Markus Rosenberg said "things are looking up for German football" after his goal helped SV Werder Bremen force extra time, and ultimately an aggregate victory, at UC Sampdoria.
Article top media content
Markus Rosenberg paid tribute to the character of his team-mates after his goal at UC Sampdoria forced extra time and ultimately propelled SV Werder Bremen toward the UEFA Champions League group stage.
After Antonio Cassano made it 3-0 on the night in the 85th minute Bremen's 3-1 first leg win looked redundant, but 27-year-old Rosenberg came to the rescue with a 20-metre strike in stoppage time. That goal forced an extra 30 minutes at the Stadio Luigi Ferraris in Genoa, Claudio Pizarro hitting what proved to be the winner in the 100th minute as Bremen went through 5-4 on aggregate.
"We played really well," Rosenberg told UEFA.com. "The atmosphere here was intimidating and after their two early goals the game became really difficult, but we showed great spirit to come back at the end and fortunately I got a late goal to make it 3-1. From then on we improved and we were by far the stronger side in extra time."
The performance of Marko Marin was particularly effective in the additional half-hour as the 21-year-old hit the bar in the 93rd minute and then the post in the closing seconds but the winger, who also set up Pizarro for his match-winning strike, was just happy to be through to the UEFA Champions League proper. "I could have hit the crossbar four times, but we are through and that is all that matters," he said.
Swedish international Rosenberg feels the experience gleaned over years in European competition – including reaching the last UEFA Cup final in 2009 – can take Bremen a long way. "We've been competing in the Champions League for years and we know it'll be tough, but we've got a very good chance of getting through the group stage," he said. "This result also proves that the Bundesliga is a good league.
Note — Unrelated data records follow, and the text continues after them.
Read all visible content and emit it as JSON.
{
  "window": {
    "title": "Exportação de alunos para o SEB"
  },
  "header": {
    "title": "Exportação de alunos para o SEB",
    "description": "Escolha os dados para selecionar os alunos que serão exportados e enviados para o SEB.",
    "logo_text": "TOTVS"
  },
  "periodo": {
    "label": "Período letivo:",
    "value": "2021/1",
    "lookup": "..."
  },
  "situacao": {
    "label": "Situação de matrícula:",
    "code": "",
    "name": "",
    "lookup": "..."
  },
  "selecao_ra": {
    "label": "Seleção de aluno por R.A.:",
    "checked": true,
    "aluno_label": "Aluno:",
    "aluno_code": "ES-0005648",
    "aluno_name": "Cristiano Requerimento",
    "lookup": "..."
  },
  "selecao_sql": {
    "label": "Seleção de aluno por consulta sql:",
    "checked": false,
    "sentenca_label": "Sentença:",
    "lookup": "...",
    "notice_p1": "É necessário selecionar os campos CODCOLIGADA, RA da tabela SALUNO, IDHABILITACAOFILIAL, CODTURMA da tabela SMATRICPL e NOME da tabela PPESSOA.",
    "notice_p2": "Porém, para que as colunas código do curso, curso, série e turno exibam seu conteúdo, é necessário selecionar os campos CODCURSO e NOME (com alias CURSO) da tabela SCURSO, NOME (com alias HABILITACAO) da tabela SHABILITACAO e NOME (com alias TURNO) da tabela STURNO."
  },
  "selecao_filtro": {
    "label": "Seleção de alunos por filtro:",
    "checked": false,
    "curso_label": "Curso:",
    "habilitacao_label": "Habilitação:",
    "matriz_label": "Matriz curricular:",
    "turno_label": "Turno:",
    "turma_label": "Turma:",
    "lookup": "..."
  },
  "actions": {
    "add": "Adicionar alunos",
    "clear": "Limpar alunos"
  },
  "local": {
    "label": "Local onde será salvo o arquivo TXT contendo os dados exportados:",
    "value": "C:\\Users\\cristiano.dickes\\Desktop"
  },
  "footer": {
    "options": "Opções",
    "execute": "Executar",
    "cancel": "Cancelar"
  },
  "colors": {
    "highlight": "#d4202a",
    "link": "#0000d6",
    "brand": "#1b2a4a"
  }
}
Bayern reached the final last season and our win tonight leaves three German teams in the Champions League. Things are looking up for German football."
For Sampdoria, meanwhile, it was a night of broken dreams. "We had the Champions League in our grasp and unfortunately it went horribly wrong," said Franco Semioli, who set up Cassano for what seemed to be the decisive strike. "It was an unlucky night.
"We're still feeling a lot of regret right now," the midfielder added. "It was a sucker punch none of us saw coming but we will respond in the right way when the Serie A season starts this weekend; we have to. We have to roll our sleeves up because this season will be even harder than last and we need to prove ourselves all over again."